  10. Every time you master a new technique or move in the tunnel, you should go to re-master it again in the sky. I would usually make 10 jumps after every 30 minutes of tunnel time.
  11. Updated service bulletin is expected today, so more details would be available soon...
  12. I agree you have to be mentally prepared every time to chop and go to the reserve. I don't agree with the split second thing. It's often taken me a few seconds (that I knew I had) to troubleshoot some of my slower malfunctions. But, correct, don't waste a lot of time with a streamer or spinner. Remember, please, too, that as you jump with larger groups of people, avoiding collisions during opening takes precedence over checking canopy immediately. I dont see how you can avoid collisions when you have uncontrollable canopy above your head and you are losing altitude relatively fast or really fast. During malfunction you are dangerous, for you and for the rest of the people around you, because you normally would have very limited or zero control over where you go and how fast you would go there. The only way to reduce the risk for you and for the rest of the jumpers around you is to take control of your flight direction and fall rate as soon as possible. Ofc this is my humble opinion based on how Im instructed to react in these type of situations.
  13. My instructor once told me "You have to recognise a bad canopy in a split of a second. Be mentally prepared to cut away every time you reach your pilot chute for deployment. The moment you wave for deployment, your canopy is number one priority and you have to focus, look, assess and execute your EP if necessary with cold blood."

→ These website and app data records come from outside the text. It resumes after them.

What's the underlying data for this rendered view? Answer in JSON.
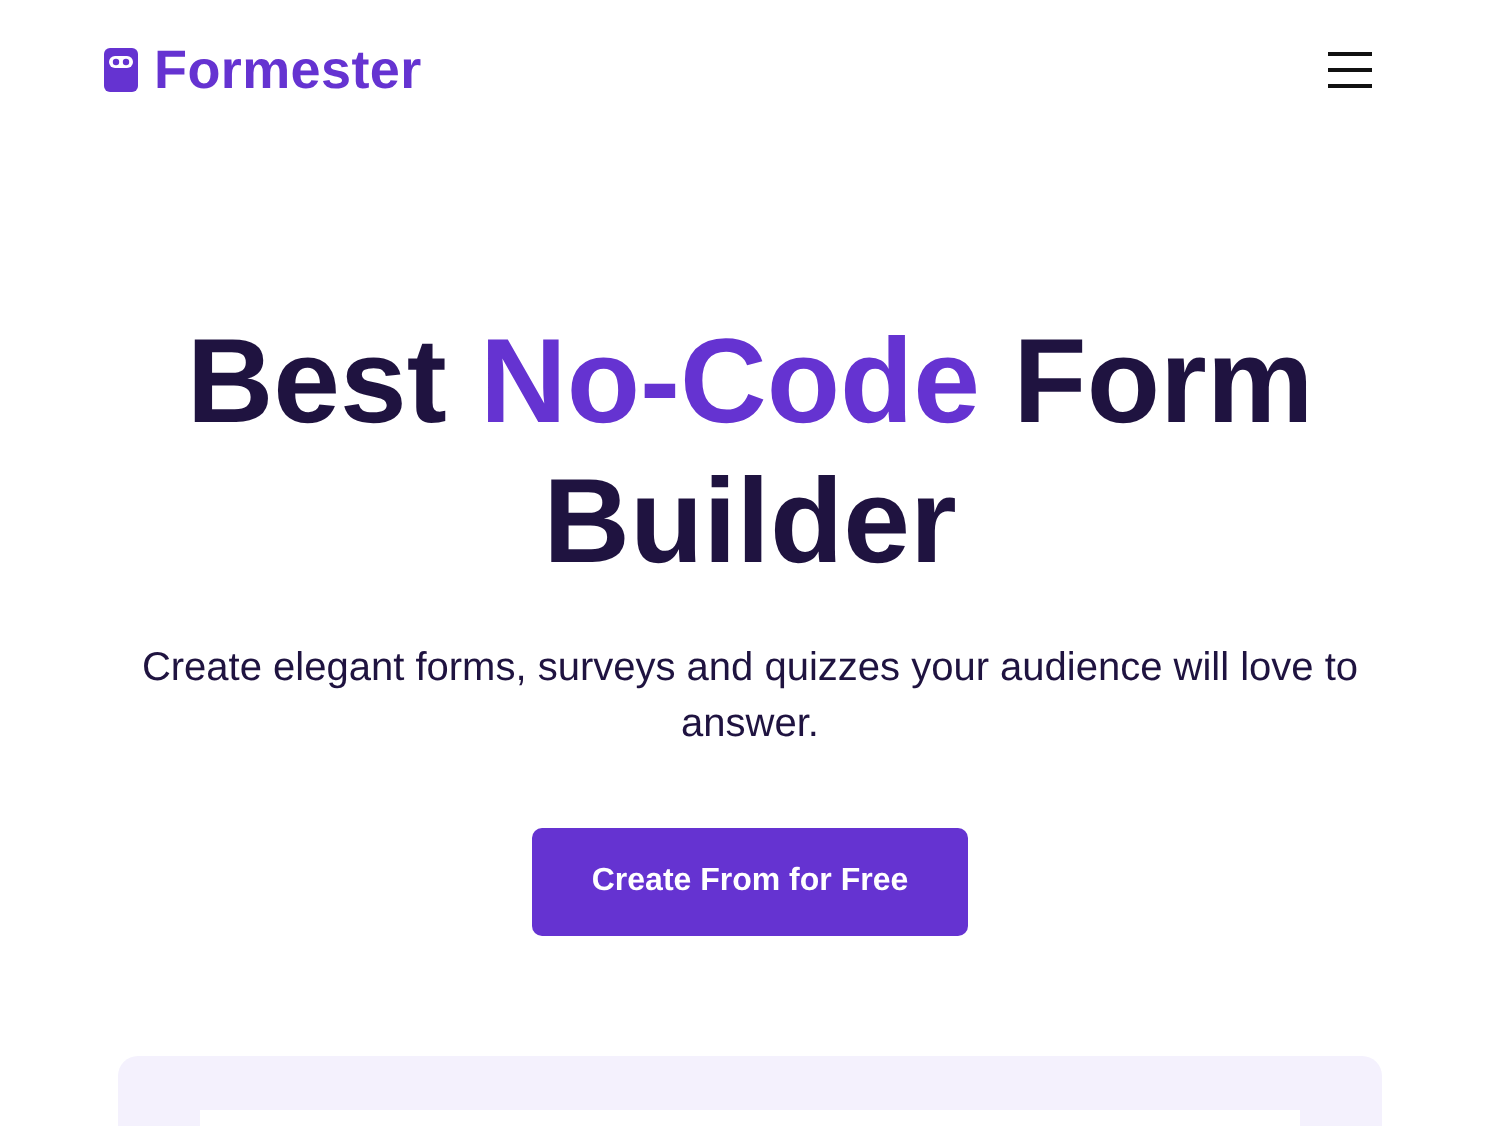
{
  "header": {
    "logo": "Formester"
  },
  "hero": {
    "title": [
      {
        "text": "Best ",
        "highlight": false
      },
      {
        "text": "No-Code",
        "highlight": true
      },
      {
        "text": " Form Builder",
        "highlight": false
      }
    ],
    "subtitle": "Create elegant forms, surveys and quizzes your audience will love to answer.",
    "cta": "Create From for Free"
  }
}
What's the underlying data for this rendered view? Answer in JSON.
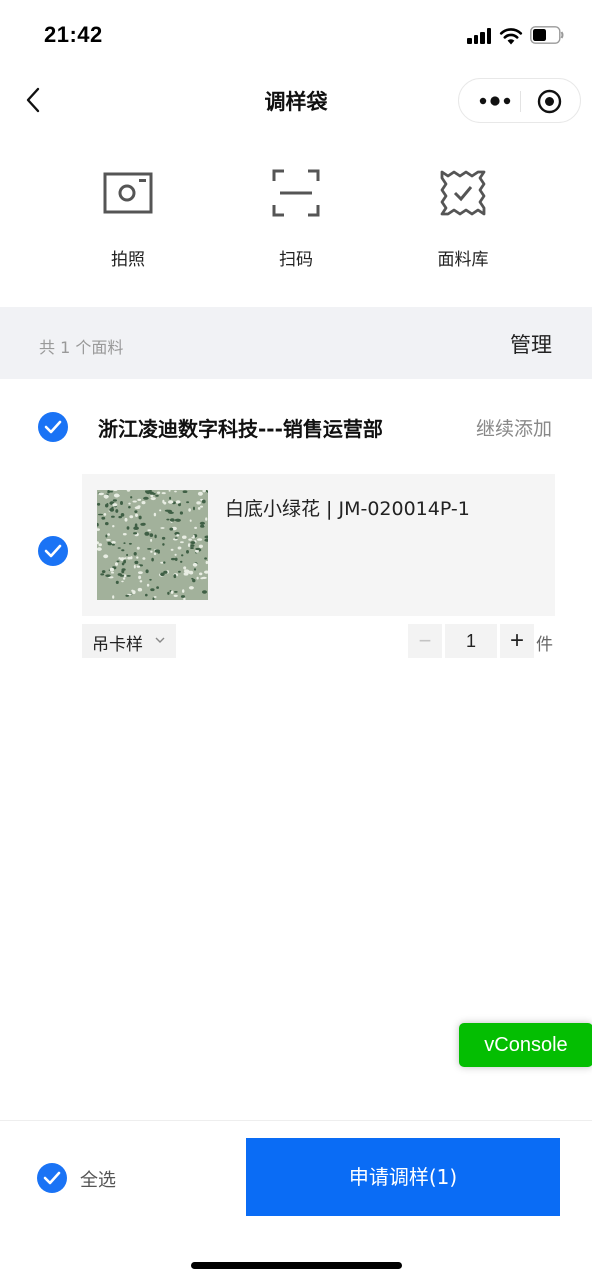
{
  "status_bar": {
    "time": "21:42"
  },
  "nav": {
    "title": "调样袋"
  },
  "actions": [
    {
      "label": "拍照",
      "icon": "camera-icon"
    },
    {
      "label": "扫码",
      "icon": "scan-icon"
    },
    {
      "label": "面料库",
      "icon": "fabric-library-icon"
    }
  ],
  "summary": {
    "count_text": "共 1 个面料",
    "manage_label": "管理"
  },
  "group": {
    "supplier_name": "浙江凌迪数字科技---销售运营部",
    "continue_add_label": "继续添加",
    "checked": true
  },
  "item": {
    "title": "白底小绿花 | JM-020014P-1",
    "checked": true,
    "spec": "吊卡样",
    "quantity": "1",
    "unit": "件",
    "minus_symbol": "−",
    "plus_symbol": "+",
    "swatch_colors": [
      "#a2b19b",
      "#3f5f45",
      "#e8ede3"
    ]
  },
  "footer": {
    "select_all_label": "全选",
    "apply_label": "申请调样(1)",
    "select_all_checked": true
  },
  "debug": {
    "vconsole_label": "vConsole"
  },
  "colors": {
    "accent": "#0a6cf5",
    "check": "#1a73f5",
    "vconsole": "#04be02"
  }
}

  14. If you can afford it, SD Empuriabrava is a world class dropzone. It is also a summer resort so you can go with friends and family for a vacation and let them play on the beach, while you play in the air. You are also a couple of hours drive from Barcelona and Girona which are nice to visit for one day trip or a relaxing weekend if the weather conditions are bad for jumping. You also have a wind tunnel at the dropzone so if you have any problem with the AFF you can solve it in the tunnel right away (my AFF took me one year and 13 jumps since I had to travel 800km to visit Empuriabrava and take these 30 minutes of wind tunnel time and gain confidence. If I had a wind tunnel next door I would have probably finished my AFF in a weekend or two). So, considering that an AFF may be complicated for some people, having a wind tunnel at the back yard may be a huge advantage. At the dropzone you would also have very experienced instructors, master riggers, a couple of airplanes, many other students so share the experience, gear store, world-class pro flyers, jumps next to the beach, great weather all year long, great parties and the end of the day, many restaurants to taste the Spanish cuisine since the dropzone is actually within the town and much more. You may or may not have some of these things at your local dropzone. If you go for 2-3 weeks you can actually get your USPA A license so when you came back home you can start jumping without any problem. You would eventually get to know the jumpers at your local dropzone and find your mentor and friends when you come back. I would totally recommend SD Empuriabrava. If you have the time and money, this place is dream for jumping and has to offer things that no other dropzone may offer you. Anothe dropzone I would totally recommend in Spain is Skydive Madrid. There are tons of students both local and foreign. Also great international and local instructors and riggers, wind tunnel 50km aways from the dropzone, nice jumping conditions almost all year, big city with international airport next by. Its worth the money and the travel.
  15. I would not jump on dropzone that cheats its customers...